By: Megan Wiegand
This month, NikeLab debuted a new women’s sportswear collaboration with Japanese fashion studio Sacai that aims to blur the line between couture and athletic. On its website, Nike called it a “bold expression of femininity.” In reality, it’s comical and insulting to female athletes everywhere.
The collection, a partnership with Sacai founder Chitose Abe, includes a jacket with a cape ($350); a dress with a bustlelike tail ($300); a sweatshirt with a lacy, lingerie-esque back ($250); and a pleated skirt with optional pink accents ($250).
The athletic company’s website says that Abe drew inspiration from its archive of classic athletic gear, “reinterpreting Nike’s heritage sportswear silhouettes through a feminine and modern lens.” Abe says that “the idea of functionality is important to me, as is fabric innovation.” It’s true that classics, designed for men’s bodies, should be remade for women. But Abe’s definition of functionality clearly doesn’t include wearing her clothes in any conceivable athletic capacity—or even to run weekend errands. (A men’s NikeLab collaborative collection, though equally ridiculous-looking, at least appears to be wearable for athletic pursuits and is not labeled “hand wash.”)
The Sacai collection is undoubtedly a vanity project for Nike, but its premise—that female athletes prize style and appearance over functionality and performance—is completely tone-deaf. Women and girls raised in a post–Title IX era continue to make strides in athletic participation—women, for example, accounted for 57 percent of running-event finishers in 2013. And we’re willing to drop the dollars for our workout clothes.
I’ve written before about how products for women often get reduced to “shrink it and pink it,” and this is yet another example of adding a traditional female element (pleats! lace!) and labeling it as “designed for women.” Sure, our closets are stocked with delicate tops and swishy skirts that we wear to work or out on the town. But just like our fellow male athletes, we want athletic gear that doesn’t chafe, sag, or stretch, that’s breathable and fitted, and that survives through countless spin cycles (and SoulCycles).
Women’s gear, though improving by leaps and bounds, still lags behind men’s. If Nike wants to truly be innovative and celebrate women’s athleticism, how about reinforcing running tights’ seams for the overwhelming majority of us who don’t have thigh gaps? Why not build a GPS watch that fits a woman’s smaller wrist or a sports bra that doesn’t feel clammy? Ask any female athlete, and she’ll quickly tick off a half-dozen gear improvements she’d like to see (and buy).

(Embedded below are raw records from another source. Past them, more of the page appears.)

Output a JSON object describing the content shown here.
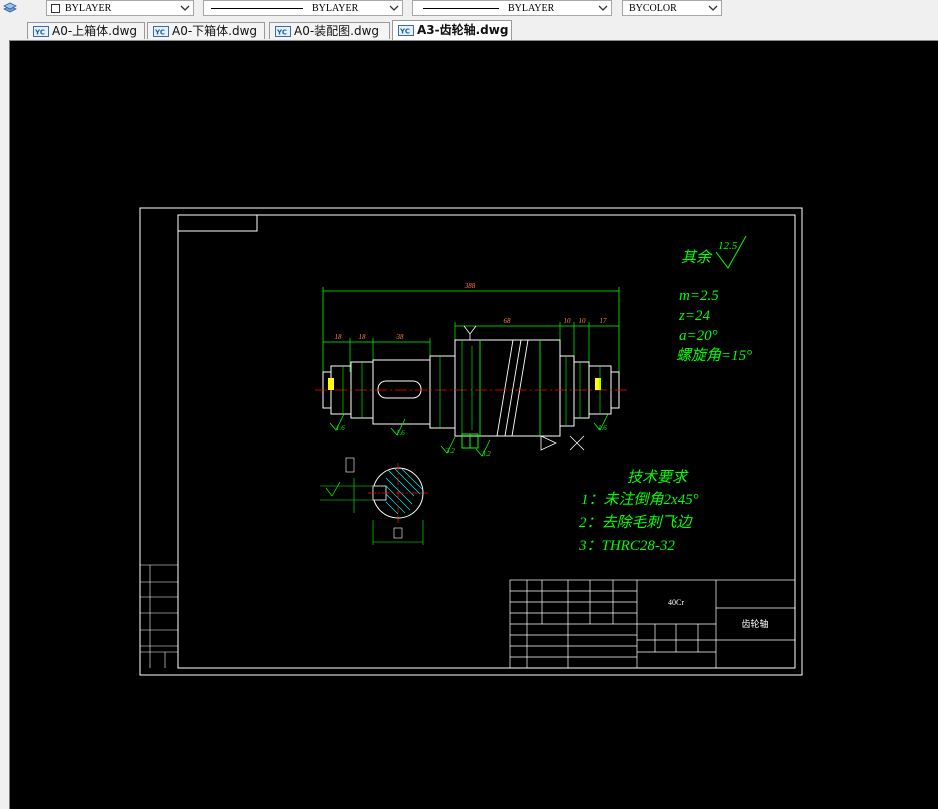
{
  "toolbar": {
    "color_combo": "BYLAYER",
    "linetype_combo": "BYLAYER",
    "lineweight_combo": "BYLAYER",
    "plotstyle_combo": "BYCOLOR"
  },
  "tabs": [
    {
      "label": "A0-上箱体.dwg",
      "active": false
    },
    {
      "label": "A0-下箱体.dwg",
      "active": false
    },
    {
      "label": "A0-装配图.dwg",
      "active": false
    },
    {
      "label": "A3-齿轮轴.dwg",
      "active": true
    }
  ],
  "drawing": {
    "roughness_prefix": "其余",
    "roughness_value": "12.5",
    "gear_params": [
      "m=2.5",
      "z=24",
      "a=20°",
      "螺旋角=15°"
    ],
    "tech_title": "技术要求",
    "tech_items": [
      "1：未注倒角2x45°",
      "2：去除毛刺飞边",
      "3：THRC28-32"
    ],
    "dims": {
      "overall": "388",
      "d1": "18",
      "d2": "18",
      "d3": "38",
      "d4": "68",
      "d5": "10",
      "d6": "10",
      "d7": "17"
    },
    "roughness_marks": [
      "1.6",
      "1.6",
      "3.2",
      "3.2",
      "1.6"
    ],
    "title_block": {
      "material": "40Cr",
      "part_name": "齿轮轴"
    }
  },
  "colors": {
    "canvas_bg": "#000000",
    "cad_green": "#00ff00",
    "cad_white": "#ffffff",
    "cad_red": "#ff0000",
    "cad_yellow": "#ffff00",
    "cad_cyan": "#00ffff"
  }
}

“I’m a girl—that doesn’t mean I have to wear a skirt,” acclaimed boxer (and Nike-sponsored athlete) Marlen Esparza says in a 2012 ad from Nike celebrating the 40th anniversary of Title IX. Perhaps it’s time the company listens to its own fashion advice.